Or unless you live it too, in some way.
Nonetheless, it is a fascinating period seldom celebrated so much as it may deserve. I believe these lives were overshadowed by near biblical events, the dreadful horrors of WWI (1914-1918), the Russian Revolution of 1918, the Stock Market Crash (1929) and the Depression (1929-1939). History so carefully recorded disaster, not superficially or falsely, but through all that sordid angst and despair and death we fail to cast equal light on the swift and stunning growth of mankind’s freedom as the roads and skies were opened wide and conquered, lives of striking adventures were lived and written up by men and women. This makes me curious. And I suspect along with seeing the gore we need to see, to cherish, to honor, to cleave to, and search out the excitement of being alive.

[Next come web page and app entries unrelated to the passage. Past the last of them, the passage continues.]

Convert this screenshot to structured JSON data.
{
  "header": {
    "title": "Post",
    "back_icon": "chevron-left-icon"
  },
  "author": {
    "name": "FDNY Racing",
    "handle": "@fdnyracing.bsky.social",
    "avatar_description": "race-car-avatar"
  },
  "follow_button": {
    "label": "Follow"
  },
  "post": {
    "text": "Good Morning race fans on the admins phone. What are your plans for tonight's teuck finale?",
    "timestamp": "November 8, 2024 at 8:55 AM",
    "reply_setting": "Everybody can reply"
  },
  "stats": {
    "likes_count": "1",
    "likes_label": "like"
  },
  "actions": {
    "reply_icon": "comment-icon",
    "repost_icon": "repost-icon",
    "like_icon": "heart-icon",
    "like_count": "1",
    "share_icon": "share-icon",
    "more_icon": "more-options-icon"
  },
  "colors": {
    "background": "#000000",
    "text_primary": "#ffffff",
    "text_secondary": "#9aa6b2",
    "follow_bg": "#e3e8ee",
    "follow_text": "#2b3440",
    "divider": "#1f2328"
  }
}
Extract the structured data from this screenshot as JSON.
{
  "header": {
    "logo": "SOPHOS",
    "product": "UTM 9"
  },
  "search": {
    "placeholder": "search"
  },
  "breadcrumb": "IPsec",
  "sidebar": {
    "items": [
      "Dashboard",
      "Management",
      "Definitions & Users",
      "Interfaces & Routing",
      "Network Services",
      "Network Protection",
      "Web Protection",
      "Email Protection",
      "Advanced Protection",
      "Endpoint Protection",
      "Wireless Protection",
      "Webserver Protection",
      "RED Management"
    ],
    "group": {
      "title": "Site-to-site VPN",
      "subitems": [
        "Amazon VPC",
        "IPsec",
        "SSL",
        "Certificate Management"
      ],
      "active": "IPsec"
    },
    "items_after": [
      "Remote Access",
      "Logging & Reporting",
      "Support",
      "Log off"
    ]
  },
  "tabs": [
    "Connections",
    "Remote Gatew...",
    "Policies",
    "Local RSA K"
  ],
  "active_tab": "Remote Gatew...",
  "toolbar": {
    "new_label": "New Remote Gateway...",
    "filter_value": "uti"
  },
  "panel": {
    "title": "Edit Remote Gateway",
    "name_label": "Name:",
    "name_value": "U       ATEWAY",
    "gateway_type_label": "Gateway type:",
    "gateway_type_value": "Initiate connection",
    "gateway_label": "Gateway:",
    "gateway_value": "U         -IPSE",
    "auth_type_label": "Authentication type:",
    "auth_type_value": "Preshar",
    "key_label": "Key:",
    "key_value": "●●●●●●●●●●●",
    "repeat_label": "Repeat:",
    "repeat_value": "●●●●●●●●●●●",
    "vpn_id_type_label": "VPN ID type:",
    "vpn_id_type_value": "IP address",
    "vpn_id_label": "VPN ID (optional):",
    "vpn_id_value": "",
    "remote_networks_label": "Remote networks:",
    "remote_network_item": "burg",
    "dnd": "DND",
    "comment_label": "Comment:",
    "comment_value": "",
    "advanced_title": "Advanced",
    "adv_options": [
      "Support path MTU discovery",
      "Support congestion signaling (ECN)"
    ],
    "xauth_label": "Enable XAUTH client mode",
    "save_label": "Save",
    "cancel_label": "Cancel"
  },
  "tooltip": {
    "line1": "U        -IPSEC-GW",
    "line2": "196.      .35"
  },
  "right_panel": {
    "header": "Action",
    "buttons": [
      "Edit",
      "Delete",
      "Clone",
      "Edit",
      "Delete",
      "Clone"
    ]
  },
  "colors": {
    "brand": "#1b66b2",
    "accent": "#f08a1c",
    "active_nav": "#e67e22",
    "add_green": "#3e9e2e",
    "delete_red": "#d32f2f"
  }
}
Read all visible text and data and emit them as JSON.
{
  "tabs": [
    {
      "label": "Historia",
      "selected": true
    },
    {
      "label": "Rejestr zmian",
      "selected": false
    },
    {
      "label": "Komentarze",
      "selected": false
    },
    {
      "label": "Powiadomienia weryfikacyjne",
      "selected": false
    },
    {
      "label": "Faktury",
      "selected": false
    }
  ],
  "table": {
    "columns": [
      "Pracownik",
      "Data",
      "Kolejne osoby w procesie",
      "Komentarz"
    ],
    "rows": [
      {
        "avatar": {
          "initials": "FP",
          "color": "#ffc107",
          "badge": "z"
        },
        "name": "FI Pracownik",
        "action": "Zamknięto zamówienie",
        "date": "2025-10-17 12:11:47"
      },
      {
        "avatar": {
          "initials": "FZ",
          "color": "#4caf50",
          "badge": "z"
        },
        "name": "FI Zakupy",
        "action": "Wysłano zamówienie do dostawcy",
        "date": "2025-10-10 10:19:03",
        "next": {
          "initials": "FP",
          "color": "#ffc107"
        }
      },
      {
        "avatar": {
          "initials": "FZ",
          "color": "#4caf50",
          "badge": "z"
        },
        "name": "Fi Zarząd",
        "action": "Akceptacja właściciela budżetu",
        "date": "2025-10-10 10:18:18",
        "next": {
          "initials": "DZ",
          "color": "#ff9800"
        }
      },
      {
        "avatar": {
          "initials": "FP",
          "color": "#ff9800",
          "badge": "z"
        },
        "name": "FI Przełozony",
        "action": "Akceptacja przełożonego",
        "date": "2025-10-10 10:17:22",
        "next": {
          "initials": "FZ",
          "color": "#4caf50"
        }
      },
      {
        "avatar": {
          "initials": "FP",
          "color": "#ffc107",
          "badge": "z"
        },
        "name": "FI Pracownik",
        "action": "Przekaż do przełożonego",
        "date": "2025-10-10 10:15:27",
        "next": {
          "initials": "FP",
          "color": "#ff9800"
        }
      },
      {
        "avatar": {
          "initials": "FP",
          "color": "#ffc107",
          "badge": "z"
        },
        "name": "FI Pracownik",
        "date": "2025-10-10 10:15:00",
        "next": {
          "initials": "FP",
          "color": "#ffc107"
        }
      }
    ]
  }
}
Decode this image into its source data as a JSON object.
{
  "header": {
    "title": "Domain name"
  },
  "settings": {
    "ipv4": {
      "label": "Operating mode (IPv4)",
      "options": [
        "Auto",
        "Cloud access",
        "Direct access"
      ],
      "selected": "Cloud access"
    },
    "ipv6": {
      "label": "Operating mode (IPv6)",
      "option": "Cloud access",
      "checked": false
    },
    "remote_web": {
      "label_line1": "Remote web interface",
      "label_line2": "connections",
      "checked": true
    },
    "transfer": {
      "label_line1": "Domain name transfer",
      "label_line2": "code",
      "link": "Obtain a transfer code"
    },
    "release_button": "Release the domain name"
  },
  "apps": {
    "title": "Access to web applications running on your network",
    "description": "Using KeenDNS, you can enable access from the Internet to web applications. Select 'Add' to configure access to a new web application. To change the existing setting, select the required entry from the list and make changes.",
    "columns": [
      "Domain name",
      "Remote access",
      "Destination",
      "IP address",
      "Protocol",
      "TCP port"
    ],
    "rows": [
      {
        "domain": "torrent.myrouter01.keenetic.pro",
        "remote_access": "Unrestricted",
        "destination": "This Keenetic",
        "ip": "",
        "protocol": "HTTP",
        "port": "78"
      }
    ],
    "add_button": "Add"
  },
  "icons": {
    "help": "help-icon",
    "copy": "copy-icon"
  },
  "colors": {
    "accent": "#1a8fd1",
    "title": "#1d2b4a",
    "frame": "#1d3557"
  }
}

The stupendous birth of flight was 112 years ago~1903~Kitty Hawk, North Carolina. Thank you Wilbur and Orville Wright for your perseverance and sacrifice. You both nearly died trying to be airborne as others similarly experimenting did die. You gave the substance to human dreams of flight since the dawn of time.
Then there is also this:
Antoine de Saint-Exupery: Night Flight ~ 1932,
Beryl Markham: West With the Night ~ 1934
Baroness Karen von Blixen: Out of Africa ~ 1937
Baron Bror von Blixen: African Hunter ~ 1938
Antoine de Saint-Exupery: Wind, Sand and Stars ~ 1939
Consuelo de Saint-Exupery: The Tale of the Rose ~ c.1940’s (An autobiography of their life together, by the wife of Antoinne; posthumously published in 2000; it was discovered 2 decades after her 1979 death; written in the ’40’s and hidden away by her.)
For good measure (both of which you must read):
Jack London: Valley of the Moon ~ 1913
and half a century later:
Sterling Hayden: Wanderer ~ 1963
There are of course so many more. The Europeans were typically aristocrats, the Americans were not. And such a defining and oft forgotten boon to human beings is that America was uniquely, singularly, originally to the human condition and experience….classless. It’s what’s meant by American exceptionalism. It still exists despite detracting arguments to the contrary. It cannot be said or examined or celebrated enough. You do not need credentials to become anything under the sun. Europeans, indeed all other cultures on the planet were restricted by birthplace, heredity, education, accents….all unflexible. We didn’t like it and we sailed west.
But this interesting mix, it so pleases me to discover and re-discover these unusual women and men who took off into places brightly lit and dark as pitch to better understand themselves, the times and places and planet they live on, and have~~at the very least~~one hell of a romp in the process.
On a numberless page in the start of Wanderer, American actor Sterling Hayden dedicates his book to his wife. He writes:
To Catherine Devine Hayden
Who had the heart
To join with me
Into the Abyss
Where books like this are written
Thanks, Sterling Hayden. And those who came before you and after and the breadcrumbs you all left along the path
for the rest of us. Yum.